SUPPLIED MATERIAL Start Marker

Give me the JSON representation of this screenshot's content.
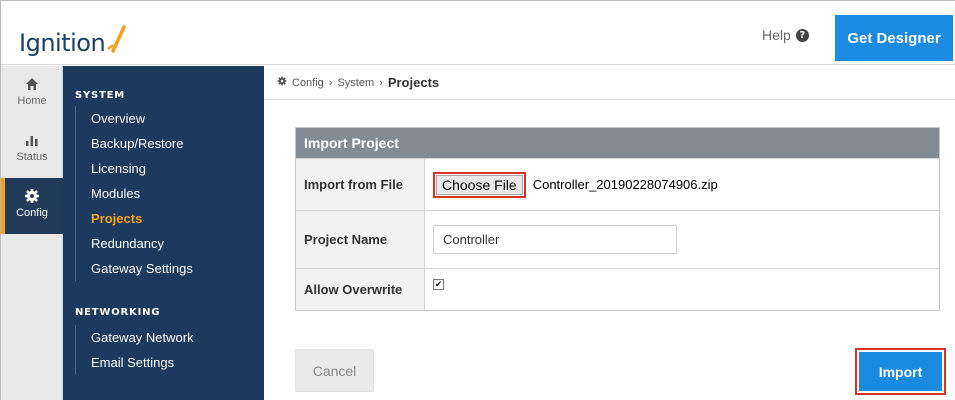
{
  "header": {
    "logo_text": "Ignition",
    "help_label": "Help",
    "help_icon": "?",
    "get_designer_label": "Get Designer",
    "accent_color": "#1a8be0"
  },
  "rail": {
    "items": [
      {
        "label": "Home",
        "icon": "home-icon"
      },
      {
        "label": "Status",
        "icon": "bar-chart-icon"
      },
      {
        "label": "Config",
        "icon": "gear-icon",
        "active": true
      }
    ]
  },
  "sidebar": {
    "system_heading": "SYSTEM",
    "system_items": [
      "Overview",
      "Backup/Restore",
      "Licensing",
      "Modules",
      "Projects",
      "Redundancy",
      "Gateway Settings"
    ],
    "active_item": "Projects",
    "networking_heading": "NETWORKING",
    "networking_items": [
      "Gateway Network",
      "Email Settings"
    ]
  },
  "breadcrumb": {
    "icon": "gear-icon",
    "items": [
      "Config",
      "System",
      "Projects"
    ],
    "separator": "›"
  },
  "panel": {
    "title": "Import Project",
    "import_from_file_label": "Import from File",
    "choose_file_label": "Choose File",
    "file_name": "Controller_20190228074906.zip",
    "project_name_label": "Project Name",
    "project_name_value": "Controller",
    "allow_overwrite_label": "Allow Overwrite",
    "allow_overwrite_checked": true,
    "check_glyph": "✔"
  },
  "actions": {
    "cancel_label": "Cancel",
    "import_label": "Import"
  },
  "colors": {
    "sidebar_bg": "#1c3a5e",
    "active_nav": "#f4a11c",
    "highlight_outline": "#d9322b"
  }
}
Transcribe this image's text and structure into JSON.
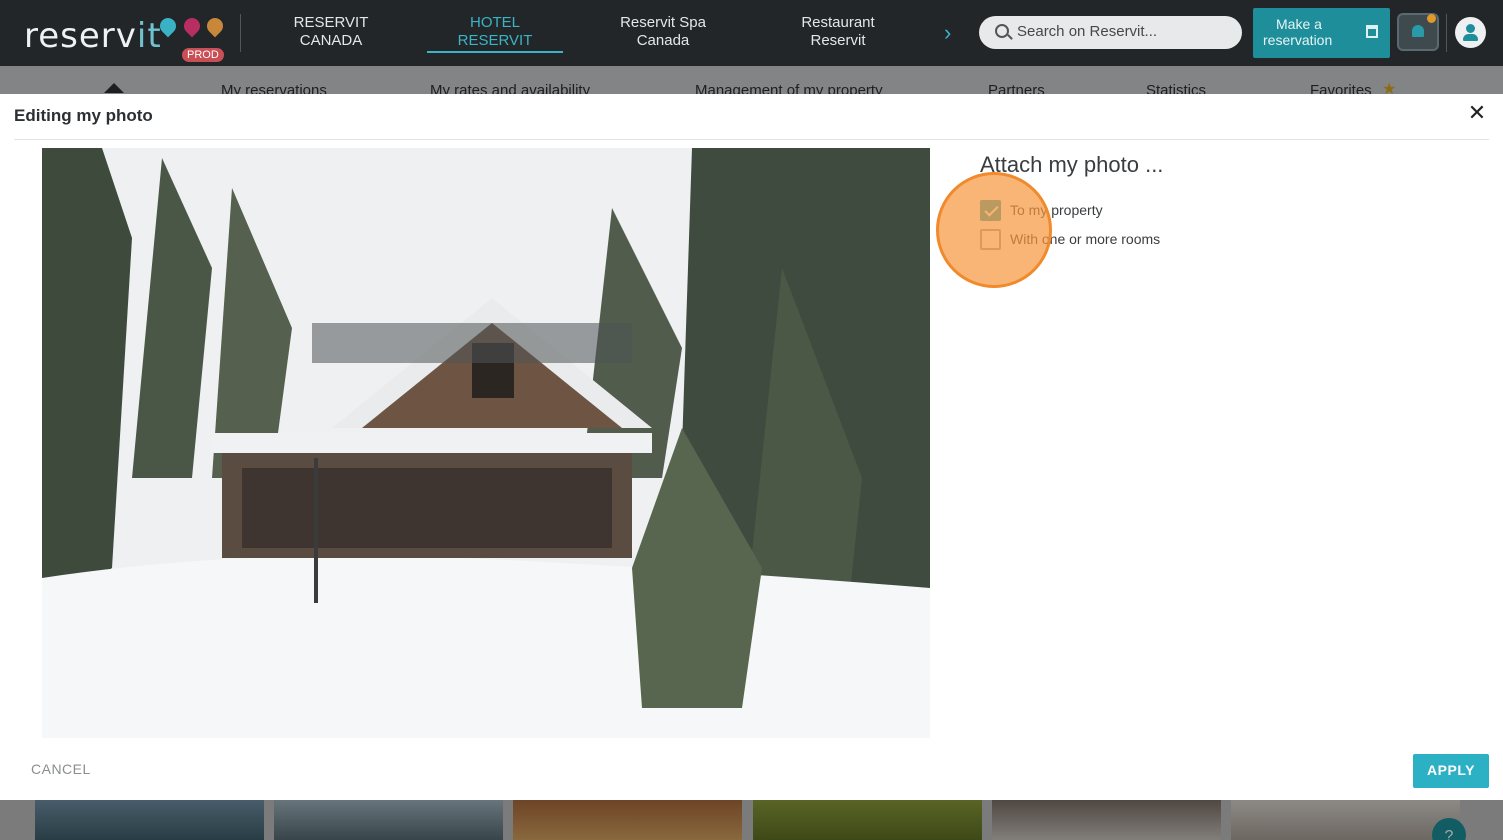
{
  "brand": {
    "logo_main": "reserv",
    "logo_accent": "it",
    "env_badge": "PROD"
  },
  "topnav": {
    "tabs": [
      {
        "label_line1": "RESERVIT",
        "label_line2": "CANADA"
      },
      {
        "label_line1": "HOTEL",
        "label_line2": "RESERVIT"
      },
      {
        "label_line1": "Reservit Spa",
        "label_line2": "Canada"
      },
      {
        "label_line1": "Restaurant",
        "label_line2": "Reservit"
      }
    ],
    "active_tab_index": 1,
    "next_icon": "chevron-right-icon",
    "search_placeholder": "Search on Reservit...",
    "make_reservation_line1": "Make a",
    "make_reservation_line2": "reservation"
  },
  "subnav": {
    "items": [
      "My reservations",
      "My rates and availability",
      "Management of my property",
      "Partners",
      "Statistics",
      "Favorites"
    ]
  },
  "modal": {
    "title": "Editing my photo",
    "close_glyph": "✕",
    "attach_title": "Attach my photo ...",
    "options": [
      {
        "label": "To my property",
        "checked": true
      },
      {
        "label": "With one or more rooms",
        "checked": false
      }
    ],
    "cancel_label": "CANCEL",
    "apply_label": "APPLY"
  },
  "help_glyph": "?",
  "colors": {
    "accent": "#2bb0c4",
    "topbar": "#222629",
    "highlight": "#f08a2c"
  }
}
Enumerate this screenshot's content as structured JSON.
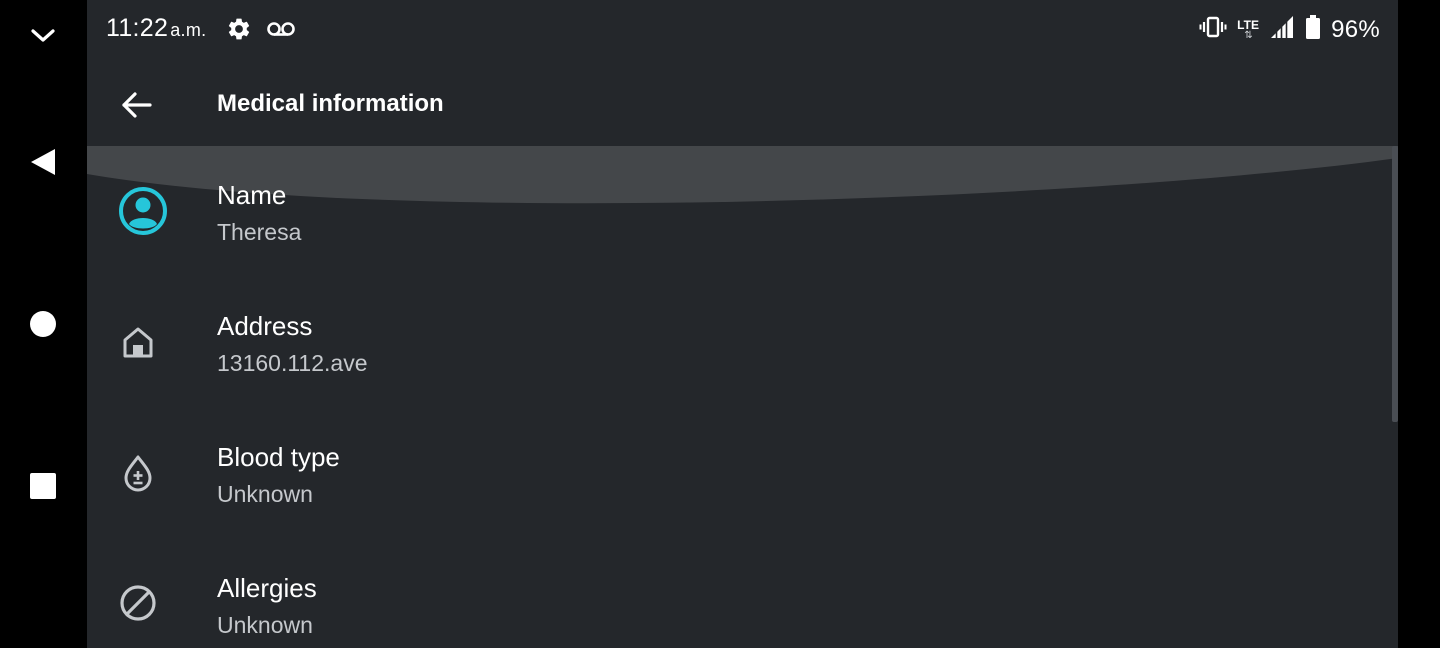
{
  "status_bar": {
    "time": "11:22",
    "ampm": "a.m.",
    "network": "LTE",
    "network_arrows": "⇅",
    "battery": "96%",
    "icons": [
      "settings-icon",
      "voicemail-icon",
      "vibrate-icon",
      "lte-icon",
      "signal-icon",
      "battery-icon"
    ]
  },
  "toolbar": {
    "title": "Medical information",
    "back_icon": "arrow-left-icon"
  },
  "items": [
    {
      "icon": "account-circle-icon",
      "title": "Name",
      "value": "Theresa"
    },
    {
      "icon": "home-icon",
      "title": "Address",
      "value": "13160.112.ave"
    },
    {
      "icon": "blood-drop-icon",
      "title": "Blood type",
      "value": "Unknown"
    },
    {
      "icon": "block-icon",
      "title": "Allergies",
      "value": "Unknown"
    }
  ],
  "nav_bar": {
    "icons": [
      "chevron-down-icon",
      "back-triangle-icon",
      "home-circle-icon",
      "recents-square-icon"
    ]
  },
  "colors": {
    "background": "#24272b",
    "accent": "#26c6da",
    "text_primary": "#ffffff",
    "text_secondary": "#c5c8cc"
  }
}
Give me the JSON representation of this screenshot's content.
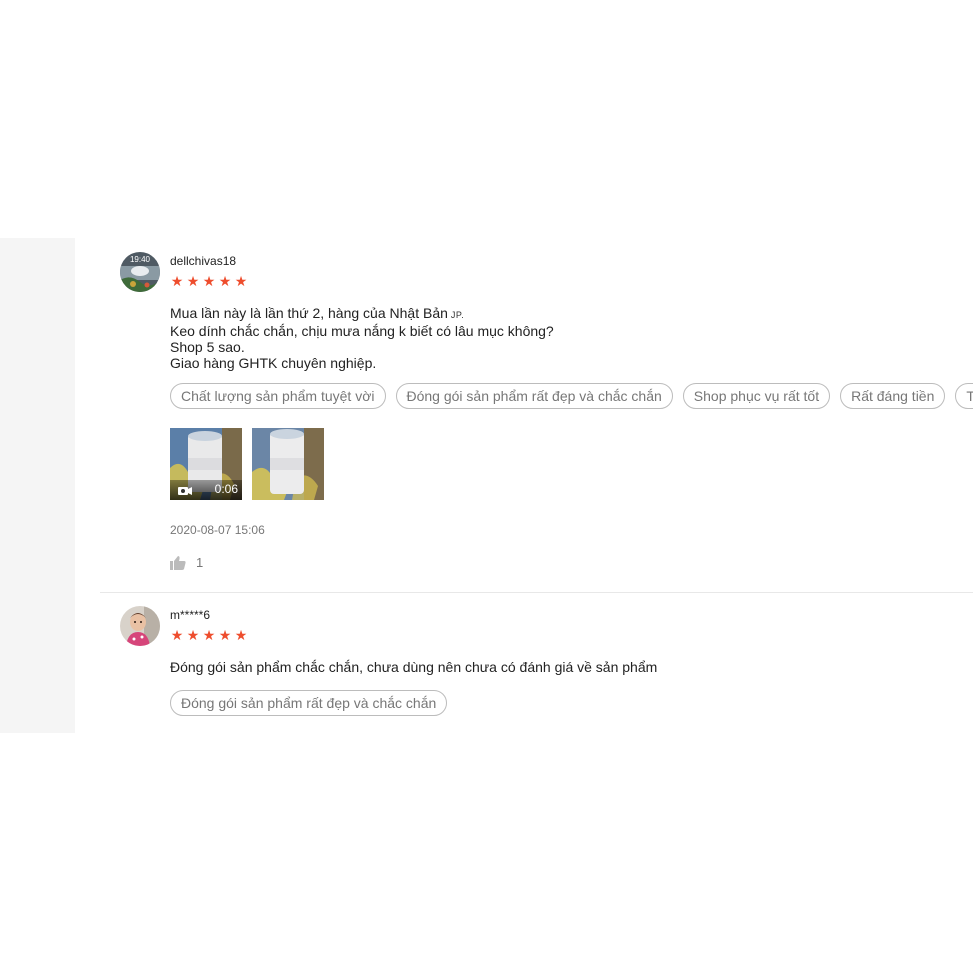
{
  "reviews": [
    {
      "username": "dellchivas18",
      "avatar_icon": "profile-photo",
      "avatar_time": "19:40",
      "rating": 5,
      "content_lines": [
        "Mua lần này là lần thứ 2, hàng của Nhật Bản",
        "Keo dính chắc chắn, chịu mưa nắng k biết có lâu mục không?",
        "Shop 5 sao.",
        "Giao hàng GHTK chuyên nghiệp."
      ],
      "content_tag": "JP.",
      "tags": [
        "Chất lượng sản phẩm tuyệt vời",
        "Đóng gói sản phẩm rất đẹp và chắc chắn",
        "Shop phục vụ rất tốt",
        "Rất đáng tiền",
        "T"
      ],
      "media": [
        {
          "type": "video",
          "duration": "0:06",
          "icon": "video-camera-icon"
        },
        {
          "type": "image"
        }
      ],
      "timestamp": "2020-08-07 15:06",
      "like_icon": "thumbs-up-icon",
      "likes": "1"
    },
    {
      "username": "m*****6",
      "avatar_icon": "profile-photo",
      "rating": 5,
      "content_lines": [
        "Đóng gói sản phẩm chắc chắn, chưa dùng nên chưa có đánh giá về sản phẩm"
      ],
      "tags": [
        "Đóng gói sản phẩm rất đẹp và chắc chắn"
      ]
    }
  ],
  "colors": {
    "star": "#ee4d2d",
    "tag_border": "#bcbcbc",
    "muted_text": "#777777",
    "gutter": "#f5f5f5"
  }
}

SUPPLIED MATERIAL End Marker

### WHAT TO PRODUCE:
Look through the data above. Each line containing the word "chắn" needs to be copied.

### YOUR SOLUTION:
        "Keo dính chắc chắn, chịu mưa nắng k biết có lâu mục không?",
        "Đóng gói sản phẩm rất đẹp và chắc chắn",
        "Đóng gói sản phẩm chắc chắn, chưa dùng nên chưa có đánh giá về sản phẩm"
        "Đóng gói sản phẩm rất đẹp và chắc chắn"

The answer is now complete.